[PROBLEM TO WORK ON]
Which lines of the data contain the string "JSON"? Copy every one of them.

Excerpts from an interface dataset
»»

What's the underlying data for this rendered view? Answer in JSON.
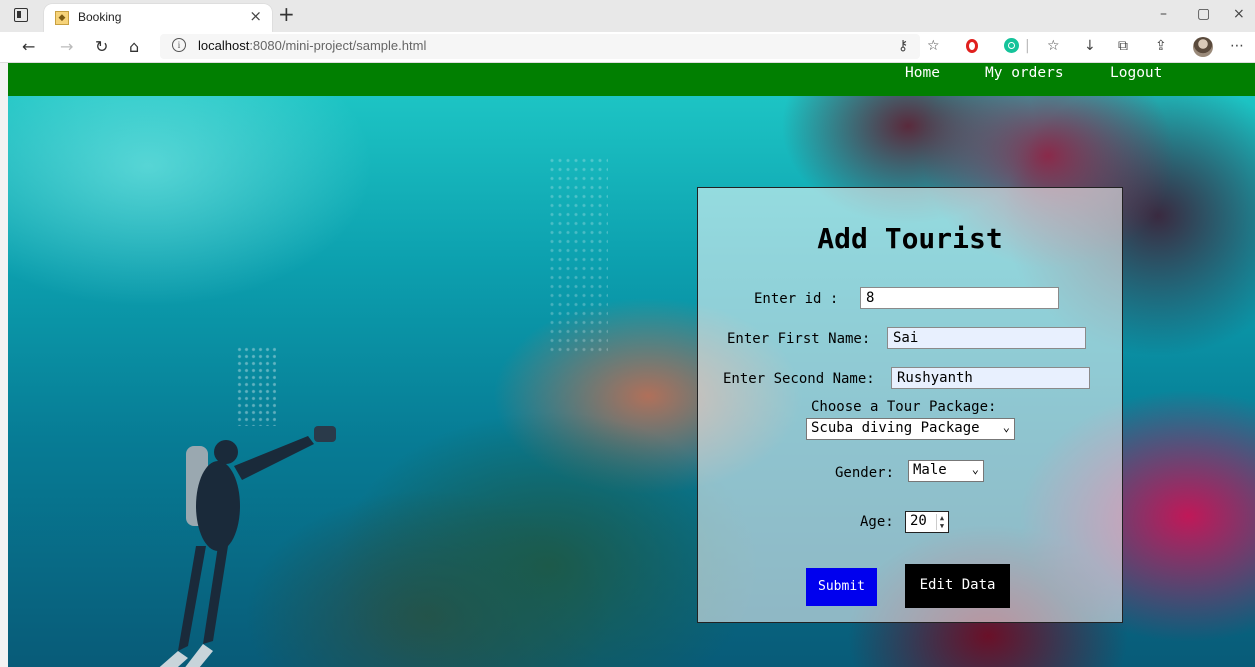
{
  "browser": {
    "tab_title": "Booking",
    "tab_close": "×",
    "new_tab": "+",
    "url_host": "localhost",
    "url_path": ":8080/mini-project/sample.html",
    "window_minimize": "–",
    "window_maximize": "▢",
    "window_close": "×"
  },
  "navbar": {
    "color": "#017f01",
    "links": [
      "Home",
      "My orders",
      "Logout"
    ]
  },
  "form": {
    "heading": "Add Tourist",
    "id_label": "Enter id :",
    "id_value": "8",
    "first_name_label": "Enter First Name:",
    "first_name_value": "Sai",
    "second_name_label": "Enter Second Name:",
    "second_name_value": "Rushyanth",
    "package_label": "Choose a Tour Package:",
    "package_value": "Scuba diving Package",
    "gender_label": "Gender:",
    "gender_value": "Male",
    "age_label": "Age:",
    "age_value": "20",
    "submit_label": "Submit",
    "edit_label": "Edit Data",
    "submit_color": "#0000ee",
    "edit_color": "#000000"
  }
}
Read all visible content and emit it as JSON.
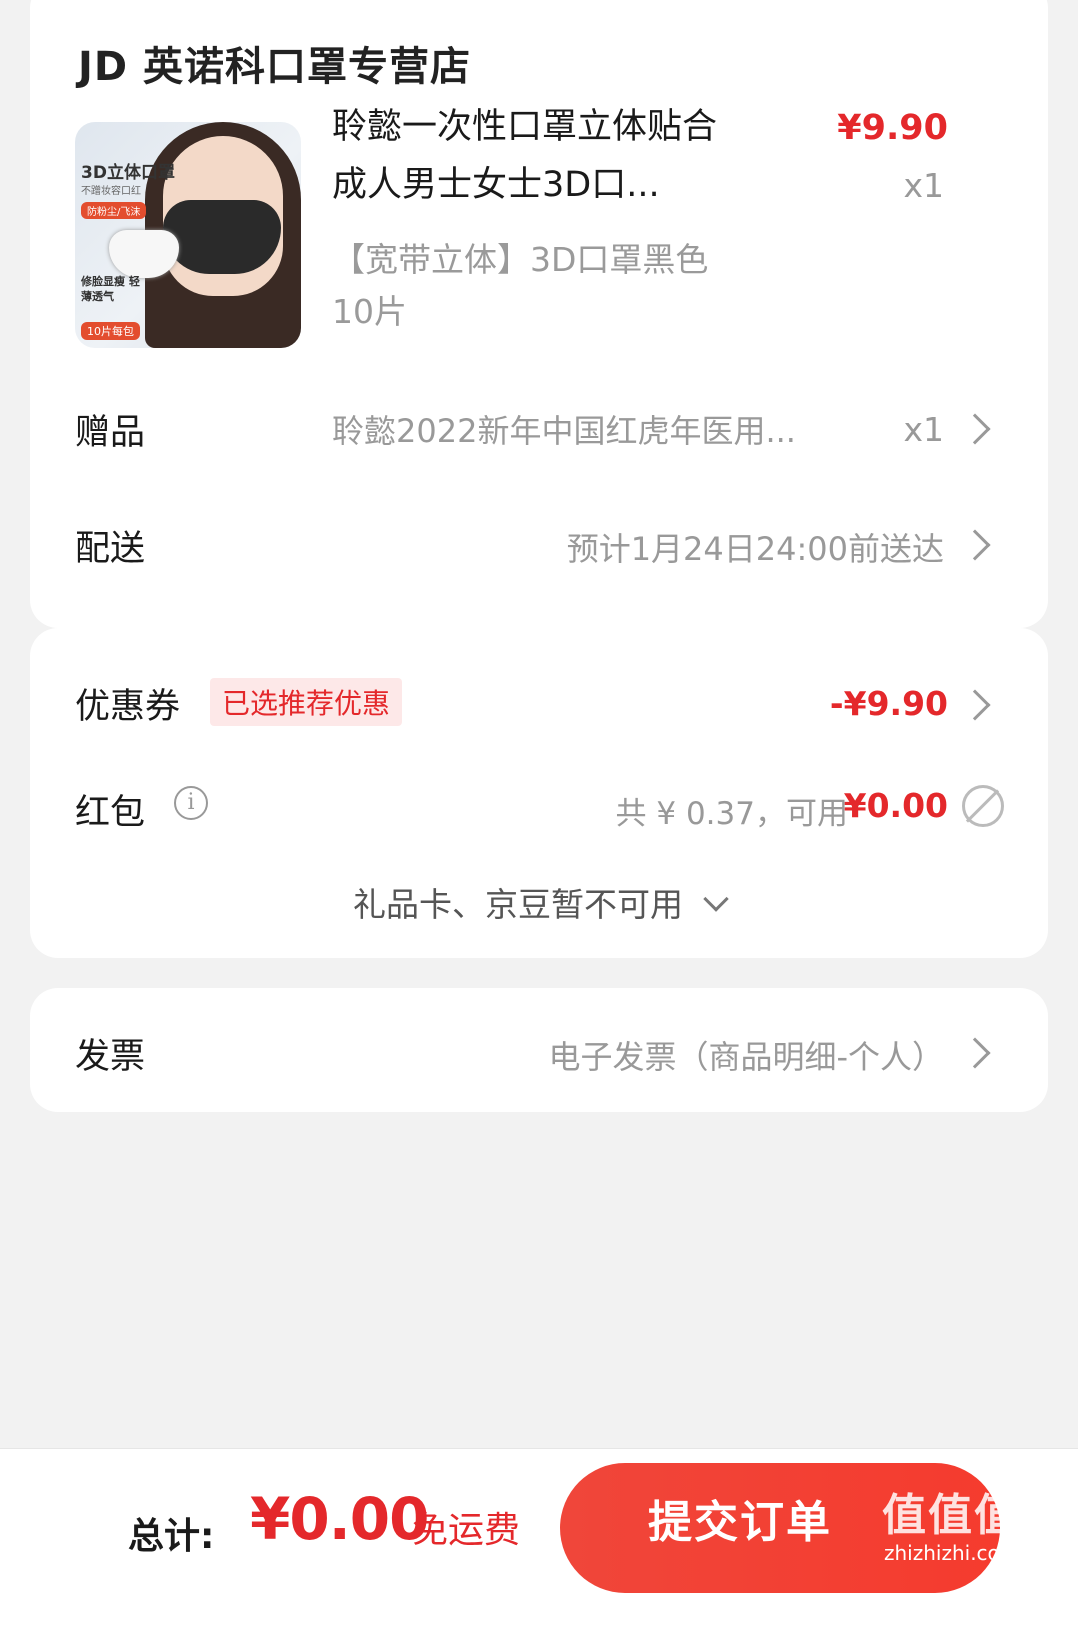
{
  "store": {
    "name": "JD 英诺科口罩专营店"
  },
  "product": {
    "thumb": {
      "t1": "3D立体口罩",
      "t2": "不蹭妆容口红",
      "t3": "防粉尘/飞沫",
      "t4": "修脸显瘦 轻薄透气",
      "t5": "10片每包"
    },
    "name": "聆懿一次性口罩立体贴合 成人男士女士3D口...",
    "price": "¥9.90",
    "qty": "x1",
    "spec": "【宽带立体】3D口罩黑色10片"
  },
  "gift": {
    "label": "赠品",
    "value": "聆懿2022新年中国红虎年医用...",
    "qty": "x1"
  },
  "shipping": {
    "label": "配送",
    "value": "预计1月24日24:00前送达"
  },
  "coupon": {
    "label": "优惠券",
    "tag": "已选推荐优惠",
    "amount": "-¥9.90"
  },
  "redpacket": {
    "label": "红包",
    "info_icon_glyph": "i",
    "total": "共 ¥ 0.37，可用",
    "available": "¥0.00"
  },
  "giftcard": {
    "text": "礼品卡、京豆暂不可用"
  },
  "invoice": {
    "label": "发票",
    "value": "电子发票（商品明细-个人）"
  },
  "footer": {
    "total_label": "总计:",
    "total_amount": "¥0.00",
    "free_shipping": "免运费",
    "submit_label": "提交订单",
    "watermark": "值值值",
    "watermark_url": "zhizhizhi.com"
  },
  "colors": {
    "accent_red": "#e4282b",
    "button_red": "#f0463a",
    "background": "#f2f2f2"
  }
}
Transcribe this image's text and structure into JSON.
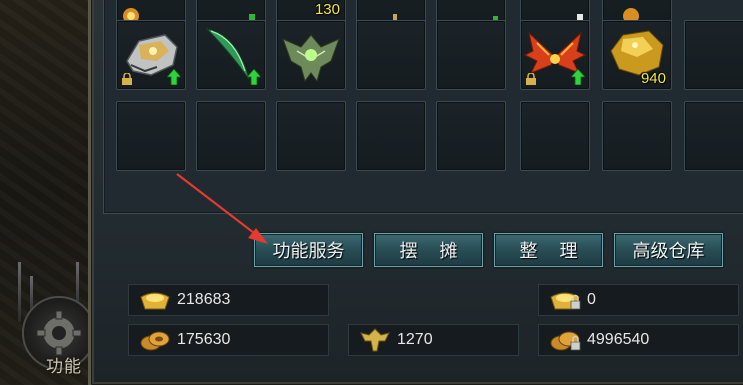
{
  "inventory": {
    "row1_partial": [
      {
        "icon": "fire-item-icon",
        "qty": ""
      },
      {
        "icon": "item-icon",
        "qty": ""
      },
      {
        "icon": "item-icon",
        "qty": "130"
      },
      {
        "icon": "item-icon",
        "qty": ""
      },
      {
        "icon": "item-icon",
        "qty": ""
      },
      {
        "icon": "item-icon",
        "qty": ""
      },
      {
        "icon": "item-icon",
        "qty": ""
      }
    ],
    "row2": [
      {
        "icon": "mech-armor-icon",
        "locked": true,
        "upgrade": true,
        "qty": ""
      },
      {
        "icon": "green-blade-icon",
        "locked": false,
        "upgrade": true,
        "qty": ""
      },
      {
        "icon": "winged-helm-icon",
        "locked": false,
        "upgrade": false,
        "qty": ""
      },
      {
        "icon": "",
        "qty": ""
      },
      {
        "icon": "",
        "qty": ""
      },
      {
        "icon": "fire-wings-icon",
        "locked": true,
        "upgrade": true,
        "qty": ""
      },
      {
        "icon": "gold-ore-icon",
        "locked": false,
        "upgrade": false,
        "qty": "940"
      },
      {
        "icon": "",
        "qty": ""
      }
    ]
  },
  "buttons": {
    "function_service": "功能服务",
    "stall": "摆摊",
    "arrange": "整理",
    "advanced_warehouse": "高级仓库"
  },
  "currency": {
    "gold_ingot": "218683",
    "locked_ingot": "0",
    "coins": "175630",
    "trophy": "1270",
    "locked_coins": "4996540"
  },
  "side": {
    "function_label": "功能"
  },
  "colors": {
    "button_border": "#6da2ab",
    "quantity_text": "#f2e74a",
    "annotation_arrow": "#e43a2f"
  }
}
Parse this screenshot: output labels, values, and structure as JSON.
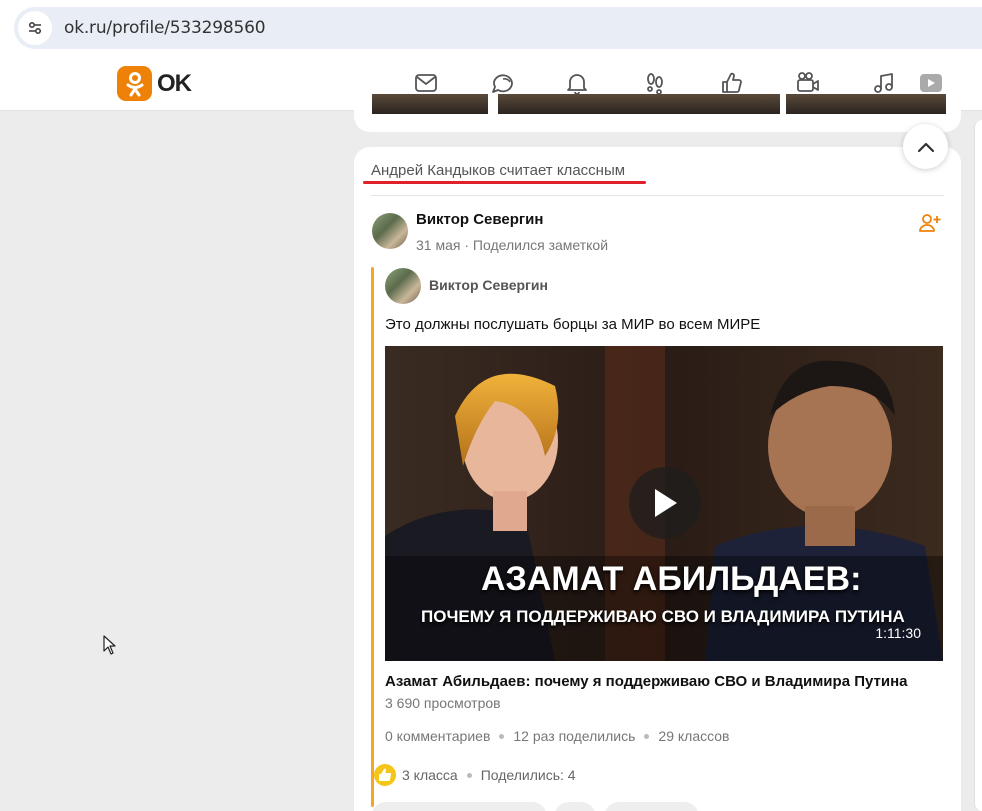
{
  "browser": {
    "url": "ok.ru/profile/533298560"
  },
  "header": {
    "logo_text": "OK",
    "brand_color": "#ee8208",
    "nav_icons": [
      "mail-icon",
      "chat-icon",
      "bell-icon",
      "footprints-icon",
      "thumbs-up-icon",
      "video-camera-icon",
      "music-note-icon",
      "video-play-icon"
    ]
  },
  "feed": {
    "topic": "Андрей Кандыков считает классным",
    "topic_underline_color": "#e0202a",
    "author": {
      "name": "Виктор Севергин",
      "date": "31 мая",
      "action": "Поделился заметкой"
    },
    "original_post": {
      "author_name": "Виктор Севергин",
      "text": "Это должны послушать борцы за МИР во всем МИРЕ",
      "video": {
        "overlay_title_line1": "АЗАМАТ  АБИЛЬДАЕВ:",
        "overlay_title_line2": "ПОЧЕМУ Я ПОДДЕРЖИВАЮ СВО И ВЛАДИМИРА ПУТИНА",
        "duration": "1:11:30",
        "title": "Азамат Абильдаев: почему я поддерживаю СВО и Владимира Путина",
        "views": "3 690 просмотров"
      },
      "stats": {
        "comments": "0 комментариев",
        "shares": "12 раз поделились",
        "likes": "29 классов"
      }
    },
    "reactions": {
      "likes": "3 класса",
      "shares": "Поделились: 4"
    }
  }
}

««

[EXPECTED ANSWER]
What's the underlying data for this rendered view? Answer in JSON.
Read all visible content and emit it as JSON.
Transcribe this image's text and structure into JSON.
Parse this screenshot: output labels, values, and structure as JSON.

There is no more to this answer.